§ How to complete this task
From the records, pick out and copy each line containing "excerpt".

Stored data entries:
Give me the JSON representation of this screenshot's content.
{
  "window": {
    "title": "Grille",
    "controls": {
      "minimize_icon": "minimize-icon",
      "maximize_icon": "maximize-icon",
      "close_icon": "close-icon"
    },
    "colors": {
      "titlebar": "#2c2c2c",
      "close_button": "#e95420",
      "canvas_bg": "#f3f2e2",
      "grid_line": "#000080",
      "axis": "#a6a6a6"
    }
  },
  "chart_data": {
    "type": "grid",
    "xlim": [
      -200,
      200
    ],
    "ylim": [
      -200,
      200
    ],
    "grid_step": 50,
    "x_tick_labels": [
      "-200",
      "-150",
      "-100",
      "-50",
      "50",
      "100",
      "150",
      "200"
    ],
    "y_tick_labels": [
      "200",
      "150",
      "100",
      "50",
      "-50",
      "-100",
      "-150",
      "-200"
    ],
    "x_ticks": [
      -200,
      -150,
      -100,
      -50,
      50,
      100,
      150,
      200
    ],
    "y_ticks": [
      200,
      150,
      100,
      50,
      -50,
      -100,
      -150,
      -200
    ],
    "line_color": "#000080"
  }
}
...
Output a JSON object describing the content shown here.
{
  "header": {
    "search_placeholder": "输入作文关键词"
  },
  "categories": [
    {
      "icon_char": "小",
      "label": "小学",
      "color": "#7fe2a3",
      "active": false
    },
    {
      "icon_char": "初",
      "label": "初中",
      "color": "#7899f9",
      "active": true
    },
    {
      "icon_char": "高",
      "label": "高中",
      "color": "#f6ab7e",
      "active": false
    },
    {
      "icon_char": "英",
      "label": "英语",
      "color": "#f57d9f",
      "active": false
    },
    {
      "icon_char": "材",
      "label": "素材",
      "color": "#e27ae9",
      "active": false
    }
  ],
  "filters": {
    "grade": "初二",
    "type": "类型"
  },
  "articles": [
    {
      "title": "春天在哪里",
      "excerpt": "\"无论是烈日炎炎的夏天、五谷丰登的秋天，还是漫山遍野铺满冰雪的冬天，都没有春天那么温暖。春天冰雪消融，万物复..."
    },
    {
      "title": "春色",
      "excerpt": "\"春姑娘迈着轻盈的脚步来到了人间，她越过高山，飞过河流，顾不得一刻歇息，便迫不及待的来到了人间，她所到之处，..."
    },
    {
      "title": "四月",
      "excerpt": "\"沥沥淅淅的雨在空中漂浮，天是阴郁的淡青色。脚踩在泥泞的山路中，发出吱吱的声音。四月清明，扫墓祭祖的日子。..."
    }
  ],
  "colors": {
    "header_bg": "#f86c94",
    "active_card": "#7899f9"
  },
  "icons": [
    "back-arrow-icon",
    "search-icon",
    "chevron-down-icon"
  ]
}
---
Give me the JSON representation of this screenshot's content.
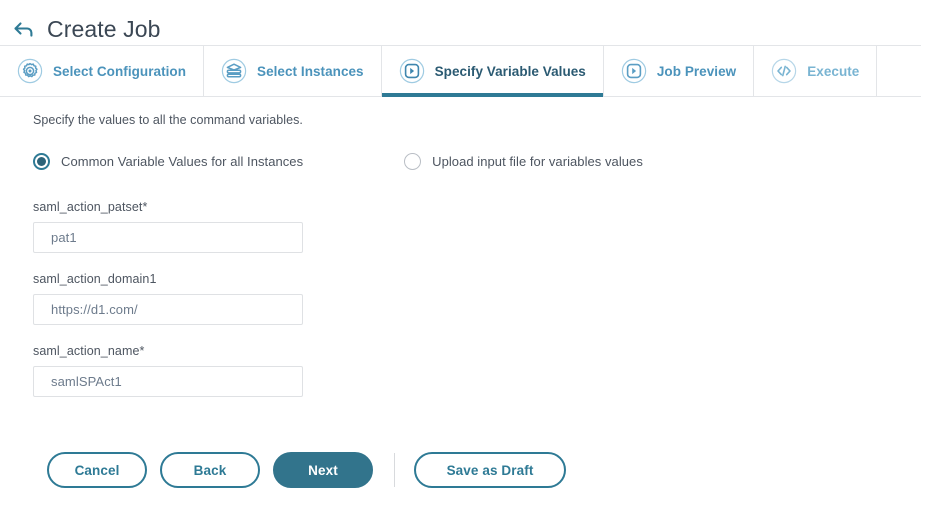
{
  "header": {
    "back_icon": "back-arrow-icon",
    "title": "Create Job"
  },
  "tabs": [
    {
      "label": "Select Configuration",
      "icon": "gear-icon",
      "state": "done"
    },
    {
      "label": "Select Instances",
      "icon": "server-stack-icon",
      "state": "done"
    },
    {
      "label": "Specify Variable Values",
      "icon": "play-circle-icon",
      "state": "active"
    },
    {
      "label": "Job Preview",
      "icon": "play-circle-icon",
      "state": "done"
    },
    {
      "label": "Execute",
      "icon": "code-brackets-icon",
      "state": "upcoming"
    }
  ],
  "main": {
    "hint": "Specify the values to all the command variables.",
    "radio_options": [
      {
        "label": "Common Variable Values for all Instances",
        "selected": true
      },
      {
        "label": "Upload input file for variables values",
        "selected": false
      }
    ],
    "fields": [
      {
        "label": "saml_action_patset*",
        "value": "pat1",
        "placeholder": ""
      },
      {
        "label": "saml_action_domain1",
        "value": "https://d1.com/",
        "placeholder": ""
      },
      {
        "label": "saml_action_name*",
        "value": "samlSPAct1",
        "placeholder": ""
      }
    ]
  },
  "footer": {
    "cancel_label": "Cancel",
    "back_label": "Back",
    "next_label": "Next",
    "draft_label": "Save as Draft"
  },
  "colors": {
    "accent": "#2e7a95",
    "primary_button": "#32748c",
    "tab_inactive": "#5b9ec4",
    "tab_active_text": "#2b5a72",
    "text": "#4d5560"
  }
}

§ Task output
      "excerpt": "\"无论是烈日炎炎的夏天、五谷丰登的秋天，还是漫山遍野铺满冰雪的冬天，都没有春天那么温暖。春天冰雪消融，万物复..."
      "excerpt": "\"春姑娘迈着轻盈的脚步来到了人间，她越过高山，飞过河流，顾不得一刻歇息，便迫不及待的来到了人间，她所到之处，..."
      "excerpt": "\"沥沥淅淅的雨在空中漂浮，天是阴郁的淡青色。脚踩在泥泞的山路中，发出吱吱的声音。四月清明，扫墓祭祖的日子。..."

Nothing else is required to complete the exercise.